It may appear that they are unready to compromise, and certainly have other issues to consider – such as the likelihood that the Italian economy is to go the way of Greece. But what does the EU really think of Brexit?
The answers might help explain the problems Mrs May is having thrashing out a deal.
Some don’t want us to go
Overall, around 60% of people in the other 27 countries would like the UK to remain, according to a survey by pollster and former conservative peer Lord Ashcroft back in 2016. But the sentiments are not consistent across countries. Some newer EU members seem keenest for the UK to stay in. It might seem that this is simply enthusiasm for the EU dream and sharing the benefits of membership with a powerful economy, but there are actually sound economic reasons behind this position. Romania and Poland are among the liveliest proponents for both UK and EU membership. Both countries benefit from markets and employment in the UK.
Some don’t care
Slovenia, despite being a newer EU member, trades little with Britain and only a minority support keeping the UK in the EU.
Support for the EU has waned in Greece, where the conditions demanded by EU partners as part of a third eurozone bailout in 2015 have made life uncomfortable for many. This lack of fervour towards the EU project tallies with lukewarm enthusiasm for keeping Britain in the EU.
Some might like to see us gone
Overall, the southern European countries seem keener on the UK remaining than those of the North. German citizens seem relaxed about the divorce. French citizens were found to be the most likely to want Brexit, with only 41% saying they would prefer Britain to stay a member of the EU. But traditional animosities that go back to before the Napoleonic wars only serve to hide what is really going on.
The fact is, whatever the mood of the various nations that make up the EU, the attitude of its leaders is based on tactical thinking rather than emotion. They may have appeared unconcerned at Salzburg, but the departure of the world’s fifth largest economy could be a problem for the EU.
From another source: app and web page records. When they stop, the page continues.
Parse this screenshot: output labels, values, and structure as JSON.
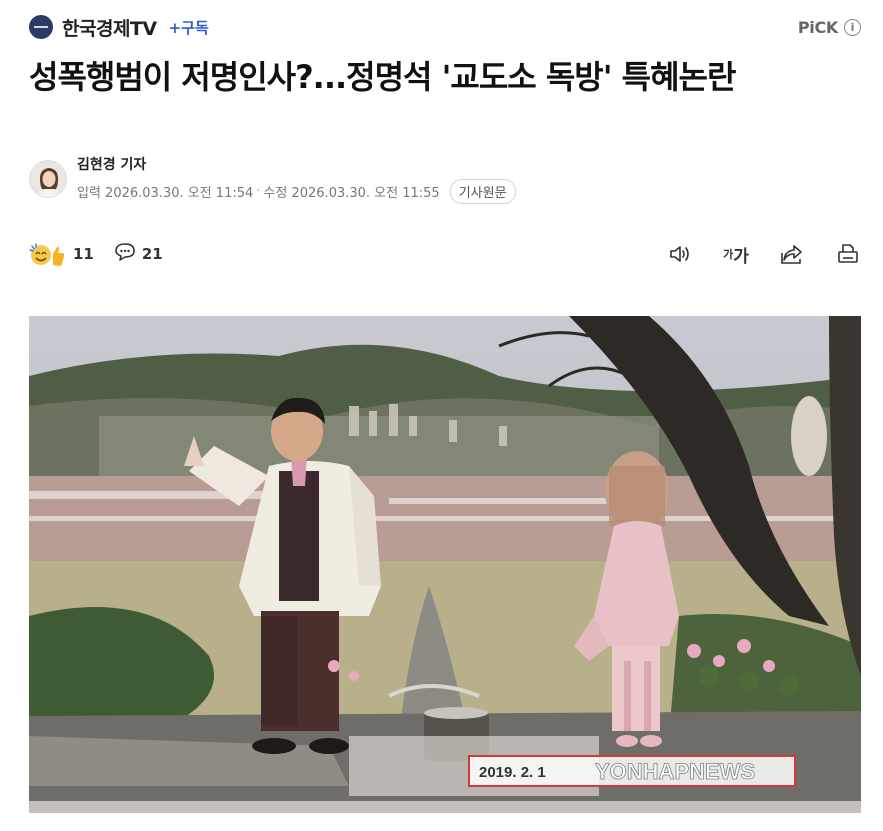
{
  "header": {
    "press_name": "한국경제TV",
    "subscribe_label": "+구독",
    "pick_label": "PiCK",
    "info_glyph": "i"
  },
  "article": {
    "title": "성폭행범이 저명인사?...정명석 '교도소 독방' 특혜논란",
    "reporter": "김현경 기자",
    "published": "입력 2026.03.30. 오전 11:54",
    "separator": "·",
    "modified": "수정 2026.03.30. 오전 11:55",
    "original_button": "기사원문"
  },
  "toolbar": {
    "reaction_count": "11",
    "comment_count": "21",
    "font_size_small": "가",
    "font_size_large": "가"
  },
  "photo": {
    "caption_date": "2019. 2. 1",
    "watermark": "YONHAPNEWS"
  },
  "icons": [
    "press-logo",
    "info-icon",
    "reaction-emoji-icon",
    "comment-icon",
    "speaker-icon",
    "font-size-icon",
    "share-icon",
    "print-icon"
  ],
  "colors": {
    "subscribe": "#2f5fd1",
    "press_logo": "#2b3a67",
    "title": "#111111",
    "meta": "#777777"
  }
}
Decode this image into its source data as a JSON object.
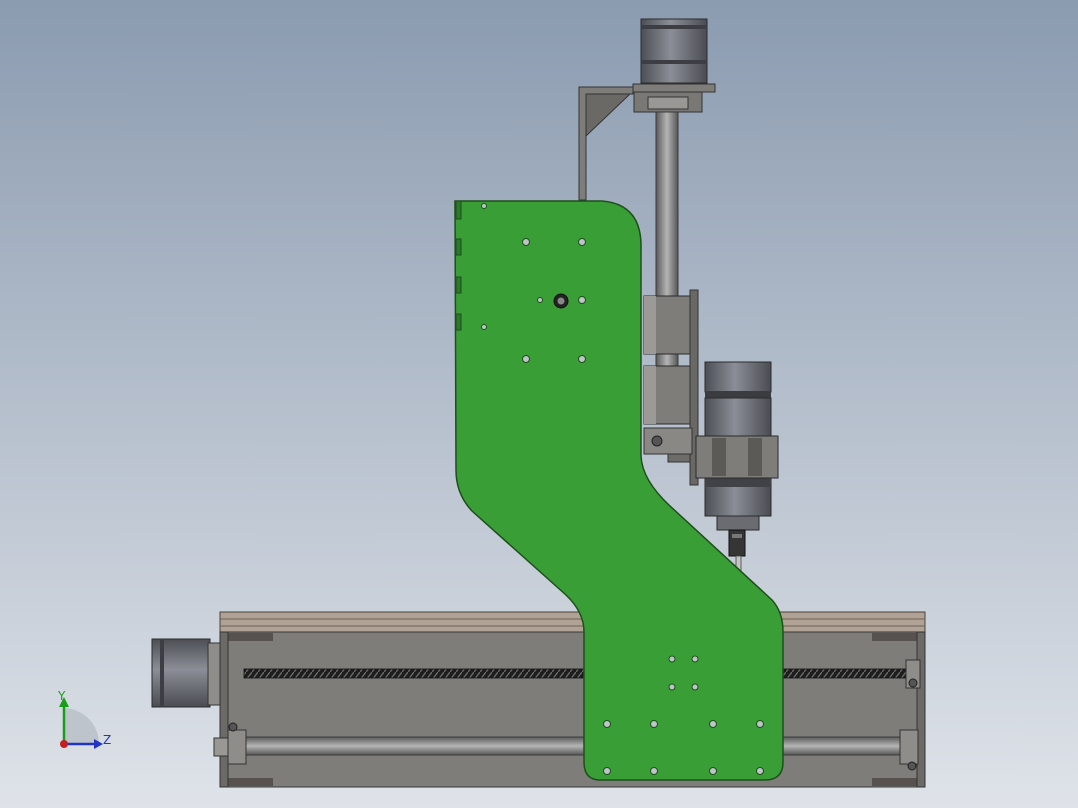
{
  "viewport": {
    "background_top": "#8b9bb0",
    "background_bottom": "#dfe3e9"
  },
  "model": {
    "plate_color": "#3a9e37",
    "plate_edge_color": "#1f4f1c",
    "frame_color": "#7f7d7a",
    "frame_dark_color": "#57524f",
    "wood_color": "#b0a294",
    "motor_color": "#6e7077",
    "screw_color": "#2f2f2f",
    "rod_color": "#8e8e8e"
  },
  "triad": {
    "y_label": "Y",
    "z_label": "Z",
    "y_color": "#1a9e1a",
    "z_color": "#2035c4",
    "x_color": "#c42020"
  }
}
The problem would not simply be the immediate economic disruption, although this could be serious; the EU has a €120 billion annual trade surplus with Britain and around three times as many EU workers are resident in Britain than British workers are resident in the EU. The real issue is political.
If Britain was to leave and enjoy the economic boom predicted by Chancellor Philip Hammond at the conservative party conference, it would send a signal to the rest of the EU. Greece is only one of the countries where enthusiasm for the union has faded. A successful Brexit could signal the start of the disintegration of the bloc.
There is more to Brexit than money
During the pre-Brexit vote campaign, several outers pointed out that we Brits had voted to join what was then the Common Market for sound economic reasons, but that it had somehow become the European Union. Our European partners were – and still are – keen on a political federation. The reluctance to negotiate is based on a commitment to this European ideal, rather than economics.
If Brexit, hard, soft or non-existent might affect your financial plans, it might be time to talk to the Continuum team.
The value of investments can fall as well as rise and you may get back less than you invested.
theguardian.com – So what does Europe really think about the Brexit debate? – Sunday 18th October 2015
thejournal.ie – Poll: Do you think a final Brexit deal will be struck? – 22nd September 2018
ukandeu.ac.uk – Understanding non-British views of Brexit – 5th December 2016
thespectator.co.uk – Brexit: A view from Germany – 15th July 2017